Did we say American?
Indeed. The statuesque, strawberry-blond actress with the Australian accent was, in fact, born in Hawaii and lived in Washington, D.C., before she was whisked by her Australian parents to Sydney, where she was raised — but didn’t stay. Kidman, 43, has long split her time between Australia, New York and Hollywood. More recently, her husband, country singer and fellow Aussie Keith Urban, helped Kidman plant her Nashville roots.
As Mrs. Keith Urban, Oscar-winning actress Nicole Kidman is one of Nashville’s two favorite Aussie imports. Thanks to her scheduled participation on Saturday, January 8 at a screening and Q&A for her latest film, Rabbit Hole, taking place at our city’s oldest and coolest theatre, The Belcourt, Nicole just might edge past her country-singing hubby and take top honors with her current hometown.
Tickets to the event went on sale Wednesday to Belcourt Members and what few were left were snapped up Thursday when ticketing opened up to the general public.
Immediately following SOLD OUT Saturday’s 3pm screening, Nicole, who not only stars but also serves as producer for the film, will take part in a post-screening Q&A lead by Nashville’s own Demetria Kalodimos, longtime WSMV anchor and a filmmaker herself.
Nicole Kidman has revealed that her husband Keith Urban openly “wept” while viewing her latest film Rabbit Hole.
Parade quotes the Oscar-winning actress as saying that the grim drama tugged at Urban’s heart strings.
“When we saw Rabbit Hole together, Keith [Urban] wept,” she said.
Kidman continued: “He was totally in shock. He said, ‘It broke my heart’. Later, he just wanted to talk and talk about it. But I love being able to go to those dark places – I didn’t become an actress just to play the girl next door.”
Director John Cameron Mitchell’s film tells the story of a married couple (Kidman, Aaron Eckhart) whose lives are changed forever when their young son is killed in a car accident.

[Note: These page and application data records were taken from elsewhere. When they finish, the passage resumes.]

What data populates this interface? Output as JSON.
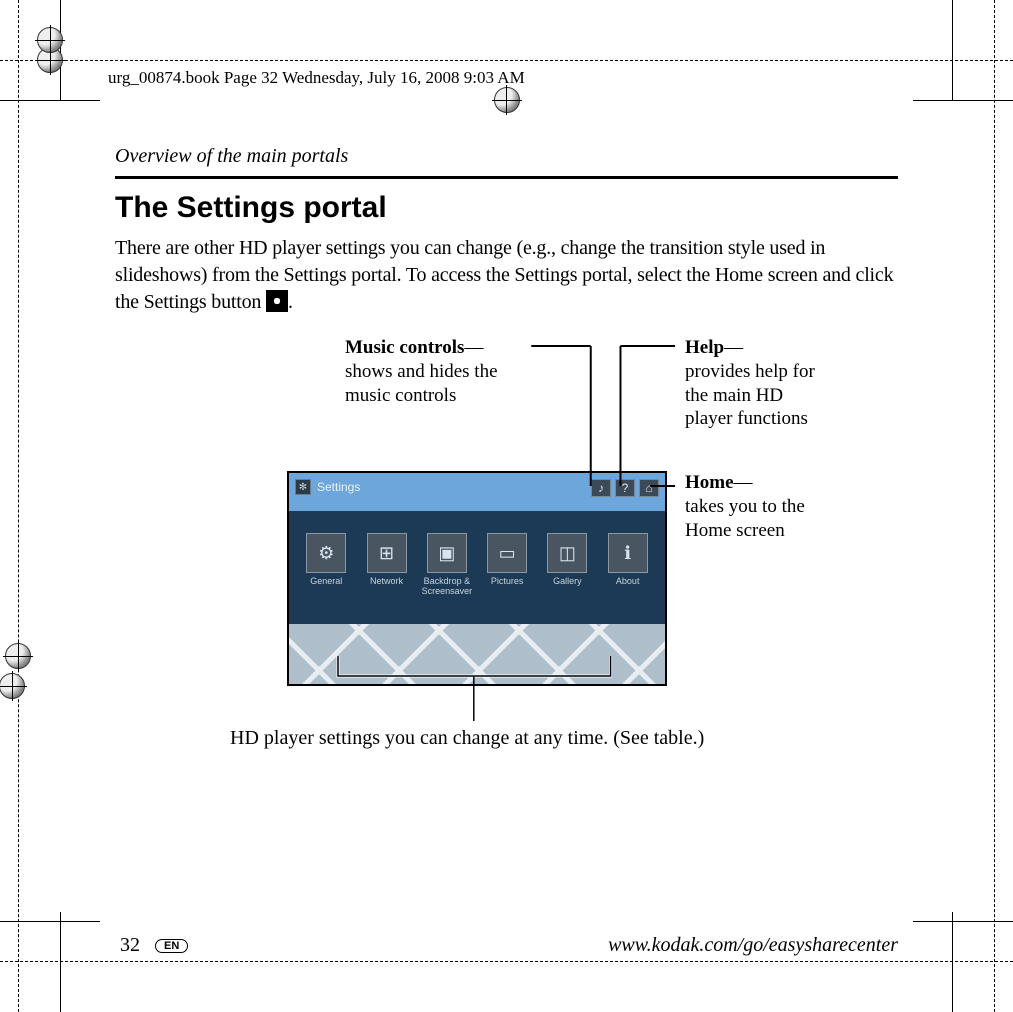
{
  "meta_header": "urg_00874.book  Page 32  Wednesday, July 16, 2008  9:03 AM",
  "section_label": "Overview of the main portals",
  "title": "The Settings portal",
  "paragraph_pre": "There are other HD player settings you can change (e.g., change the transition style used in slideshows) from the Settings portal. To access the Settings portal, select the Home screen and click the Settings button ",
  "paragraph_post": ".",
  "annotations": {
    "music": {
      "lead": "Music controls",
      "dash": "—",
      "rest": "shows and hides the music controls"
    },
    "help": {
      "lead": "Help",
      "dash": "—",
      "rest": "provides help for the main HD player functions"
    },
    "home": {
      "lead": "Home",
      "dash": "—",
      "rest": "takes you to the Home screen"
    },
    "bottom": "HD player settings you can change at any time. (See table.)"
  },
  "screenshot": {
    "title": "Settings",
    "top_icons": [
      "♪",
      "?",
      "⌂"
    ],
    "tiles": [
      {
        "glyph": "⚙",
        "label": "General"
      },
      {
        "glyph": "⊞",
        "label": "Network"
      },
      {
        "glyph": "▣",
        "label": "Backdrop & Screensaver"
      },
      {
        "glyph": "▭",
        "label": "Pictures"
      },
      {
        "glyph": "◫",
        "label": "Gallery"
      },
      {
        "glyph": "ℹ",
        "label": "About"
      }
    ]
  },
  "footer": {
    "page_number": "32",
    "lang_pill": "EN",
    "url": "www.kodak.com/go/easysharecenter"
  }
}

Rabbit Hole is now playing is US cinemas and is released on February 4 in the UK.